I was a little creeped out by Joesbury. There were various points throughout Dead Scared where we had a glimpse of his feelings and emotions and they all centred around one thing: Lacey. He's unbelievably hot and I want him, but there were times when his behaviour was really stalkerish. One of the things that I loved about him in NYSM is how much he wants Lacey but can't have her, but Dead Scared really upped this dramatically. I can't decide whether I would jump his bones or run for my life.
I loved that Evi was in this book. She was great in Blood Harvest and I was devastated when she and Harry didn't end up together. It was frightening how the 'murderer' knew exactly what would hit her the hardest and combined with the pain she's feeling from her leg and being apart from Harry, it's a wonder that she's still able to make it through the day. It was great to see Lacey and Evi working together and when you begin to uncover more of the background of the suicides and the investigation that Lacey is a part of, you begin to realise that the two women can only rely on each other, adding to the sense of foreboding and the fear you feel for them. Despite that her protagonists are never completely relatable, Ms Bolton manages to get you to really care for them so that the books become about them rather than the plot. I love that.

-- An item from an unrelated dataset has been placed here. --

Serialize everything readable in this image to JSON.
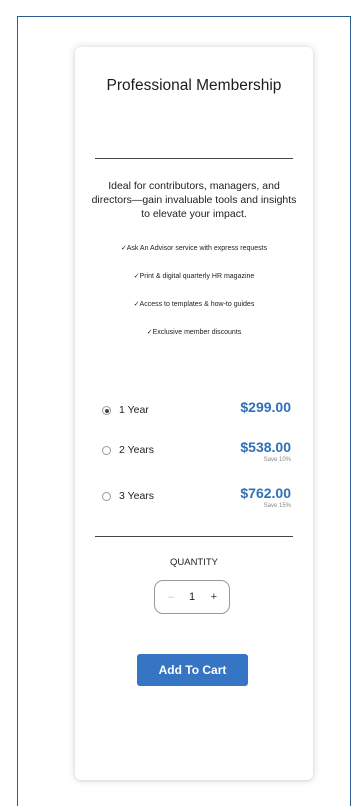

I don't really know what it would take to scare me to death. I sincerely pray that I will never find myself put in such a situation, but it does really make you think. Ms Bolton said in her talk that for her, it would be knowing that someone had entered their private, personal space and moved things slightly just to have you paranoid and questioning whether or not you had made the changes yourself. I think that would get me too. I have very specific systems and places for things and can get fairly obsessive about the way I order and tidy things. I take great pleasure in being able to tidy things up to my exacting standards and so seeing that things are slightly out of place from how I would have put them would completely freak me out. Not that this is a call for someone to try this out on me.
Don't read this without reading NYSM first. There are some series where it's perfectly permissible to read the books out of order: this is not one of them. That's another thing that irks me and it's practically a crime with these books. I implore you to read Dead Scared, even if you're not a fan of crime - but not without reading Now You See Me first. Believe me, you'll thank me for it.
Image courtesy of Fantastic Fiction.